## [WORK TO BE COMPLETED]
Only an exact copy of every record counts as an answer.

═════ DATASET ENTRIES ═════

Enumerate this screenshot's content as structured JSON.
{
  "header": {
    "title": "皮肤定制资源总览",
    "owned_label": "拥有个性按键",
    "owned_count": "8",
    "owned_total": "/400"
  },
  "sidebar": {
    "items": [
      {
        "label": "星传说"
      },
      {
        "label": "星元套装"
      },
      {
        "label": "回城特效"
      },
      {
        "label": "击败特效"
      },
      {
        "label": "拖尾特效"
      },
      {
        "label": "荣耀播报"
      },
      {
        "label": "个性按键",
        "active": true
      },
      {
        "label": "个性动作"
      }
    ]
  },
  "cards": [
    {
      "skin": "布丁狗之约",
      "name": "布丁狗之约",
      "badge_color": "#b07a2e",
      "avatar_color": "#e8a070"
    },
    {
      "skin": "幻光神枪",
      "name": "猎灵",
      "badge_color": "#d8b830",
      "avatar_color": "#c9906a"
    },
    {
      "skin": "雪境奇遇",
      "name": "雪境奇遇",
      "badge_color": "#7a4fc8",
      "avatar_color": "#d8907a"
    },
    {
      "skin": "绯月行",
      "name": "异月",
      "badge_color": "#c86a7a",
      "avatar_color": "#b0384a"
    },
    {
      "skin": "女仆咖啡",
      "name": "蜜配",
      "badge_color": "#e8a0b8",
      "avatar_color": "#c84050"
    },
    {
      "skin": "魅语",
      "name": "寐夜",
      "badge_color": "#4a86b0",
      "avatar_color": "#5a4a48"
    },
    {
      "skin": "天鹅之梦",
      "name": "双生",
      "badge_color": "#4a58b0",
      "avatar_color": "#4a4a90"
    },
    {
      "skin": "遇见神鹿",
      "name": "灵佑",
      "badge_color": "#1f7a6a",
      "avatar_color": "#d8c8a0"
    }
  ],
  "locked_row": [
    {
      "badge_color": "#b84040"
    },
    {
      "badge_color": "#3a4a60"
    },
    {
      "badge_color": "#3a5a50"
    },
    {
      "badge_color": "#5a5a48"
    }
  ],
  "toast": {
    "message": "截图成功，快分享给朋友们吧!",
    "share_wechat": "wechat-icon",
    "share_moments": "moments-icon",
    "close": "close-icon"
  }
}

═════

## [EXERCISE ANSWER]
Enumerate this screenshot's content as structured JSON.
{
  "header": {
    "title": "皮肤定制资源总览",
    "owned_label": "拥有个性按键",
    "owned_count": "8",
    "owned_total": "/400"
  },
  "sidebar": {
    "items": [
      {
        "label": "星传说"
      },
      {
        "label": "星元套装"
      },
      {
        "label": "回城特效"
      },
      {
        "label": "击败特效"
      },
      {
        "label": "拖尾特效"
      },
      {
        "label": "荣耀播报"
      },
      {
        "label": "个性按键",
        "active": true
      },
      {
        "label": "个性动作"
      }
    ]
  },
  "cards": [
    {
      "skin": "布丁狗之约",
      "name": "布丁狗之约",
      "badge_color": "#b07a2e",
      "avatar_color": "#e8a070"
    },
    {
      "skin": "幻光神枪",
      "name": "猎灵",
      "badge_color": "#d8b830",
      "avatar_color": "#c9906a"
    },
    {
      "skin": "雪境奇遇",
      "name": "雪境奇遇",
      "badge_color": "#7a4fc8",
      "avatar_color": "#d8907a"
    },
    {
      "skin": "绯月行",
      "name": "异月",
      "badge_color": "#c86a7a",
      "avatar_color": "#b0384a"
    },
    {
      "skin": "女仆咖啡",
      "name": "蜜配",
      "badge_color": "#e8a0b8",
      "avatar_color": "#c84050"
    },
    {
      "skin": "魅语",
      "name": "寐夜",
      "badge_color": "#4a86b0",
      "avatar_color": "#5a4a48"
    },
    {
      "skin": "天鹅之梦",
      "name": "双生",
      "badge_color": "#4a58b0",
      "avatar_color": "#4a4a90"
    },
    {
      "skin": "遇见神鹿",
      "name": "灵佑",
      "badge_color": "#1f7a6a",
      "avatar_color": "#d8c8a0"
    }
  ],
  "locked_row": [
    {
      "badge_color": "#b84040"
    },
    {
      "badge_color": "#3a4a60"
    },
    {
      "badge_color": "#3a5a50"
    },
    {
      "badge_color": "#5a5a48"
    }
  ],
  "toast": {
    "message": "截图成功，快分享给朋友们吧!",
    "share_wechat": "wechat-icon",
    "share_moments": "moments-icon",
    "close": "close-icon"
  }
}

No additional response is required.